All you need to do is to mix sugar, lemon juice, and a drop of bleach. The sugar represents the food for the flowers, the lemon juice lowers the PH of the water, which is important for the water intake of the flowers, and the bleach gives the water an antibacterial property.
Tip #5: Keep flowers away from heat and cold
Your flowers will last longer in a cooler room aside from direct sunlight. So, avoid placing the vase with flowers near open windows, air-conditioners, stoves, computers, or TVs because they can dehydrate the blooms. The next might sound strange but - keep your bouquet away from fruits. The fresh fruits release an invisible gas (ethylene) which can reduce the lifespan of your fresh flowers.
Tip #6: Remove the dead blooms
The various flower types in your bouquet do not have the same lifespan as they differ in adaptability and how easily they absorb water. Make sure you remove each dead flower as soon as you notice it even if it is hard to get rid of the beautiful creatures.
The reason for the rush is the mysterious gas ethylene dead flowers release that could harm the still living blooms.
Tip #7: Do some misting
Some flowers like hydrangeas can also absorb water through their leaves and petals as they need more water to survive. If your flowers seem to be wilting, you can simply spray them with some water. The process is called misting and we assure it can bring back their vitality.
There are some vague hypotheses associated with remedies making our fresh flowers last longer. As each hypothesis, it needs to be proven. Here is a list of one of the most fascinating you can try:
Aspirin - the salicylic acid in the Aspirin has an antibacterial property;
Hairspray - the best way is to spray only the petals and do it from afar to prevent the flowers from overcoating;
Vodka - it helps stopping the ethylene gas production, therefore, the wilting of the flowers;
Fridge (cold) - colder temperatures slow down the flowers’ deterioration;
It is always hard to get rid of dying flowers that bring dear memories and remind you of the special one who gifted them to you. Sometimes they are a symbol of a past special event - like your bridal bouquet. We all know that the fresh flowers couldn’t last forever. Nevertheless, you can try these tips to preserve your flowers as long as possible.

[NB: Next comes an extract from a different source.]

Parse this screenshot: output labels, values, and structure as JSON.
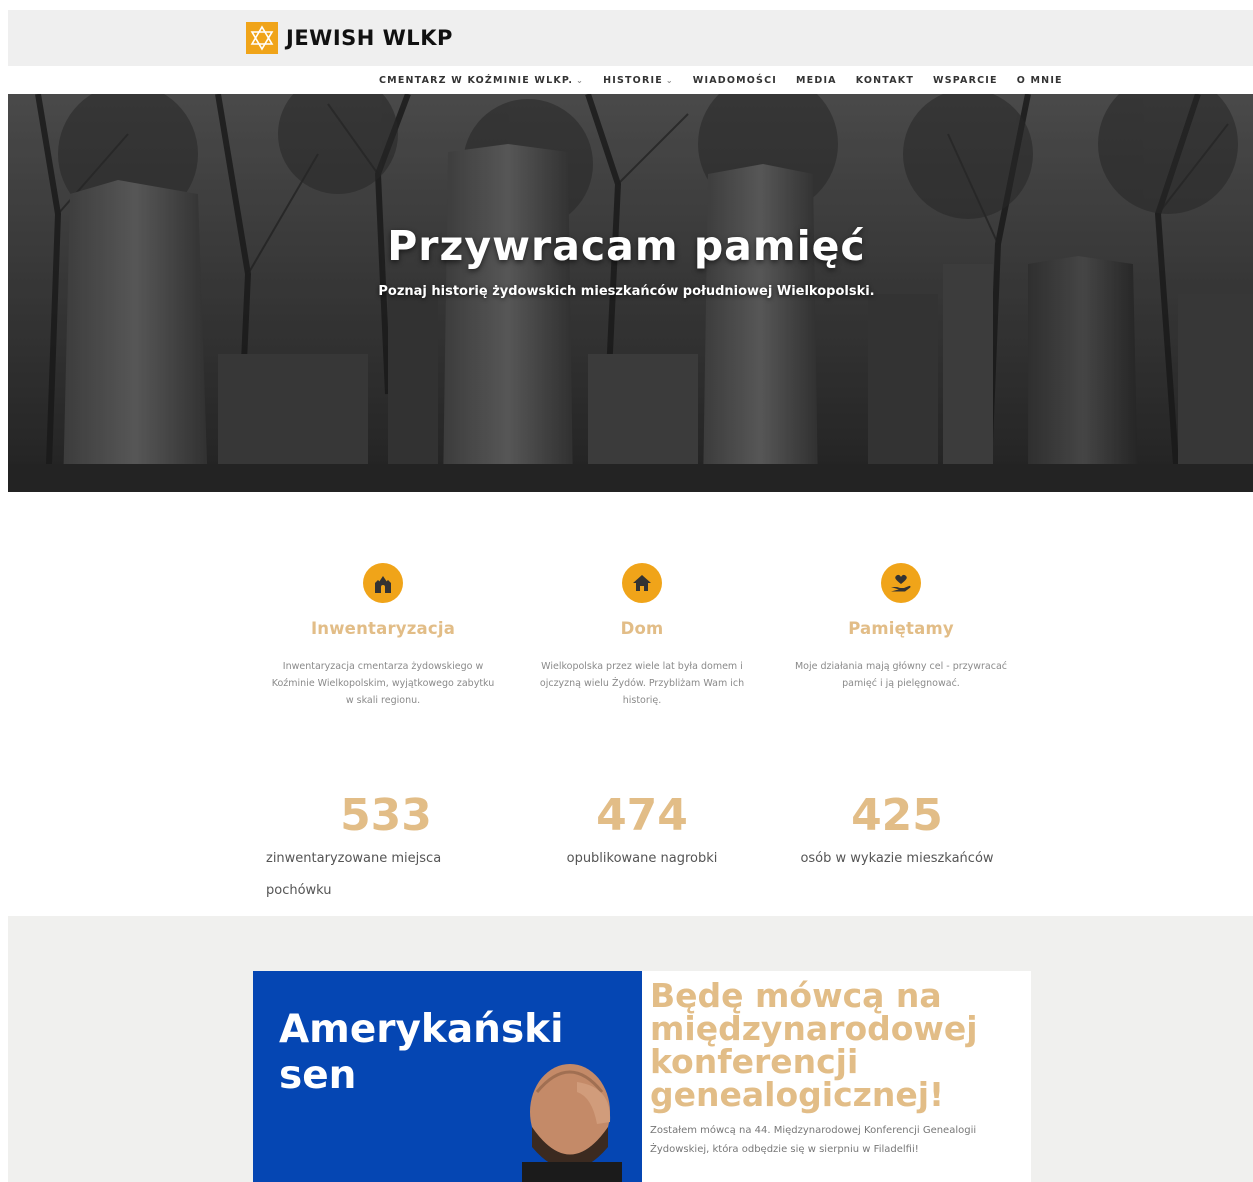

Let’s sum up what you can do. Put your flowers in a clean vase with room temperature water. Before that, make sure you have cut the stems in an angle, and there are no leaves submerged into the water. You can also sprinkle some of the magical flower food into the water. When you are ready, position the vase in a cold place away from direct sunlight, heat and fruits. But first, you will need a fresh bouquet to implement all these techniques.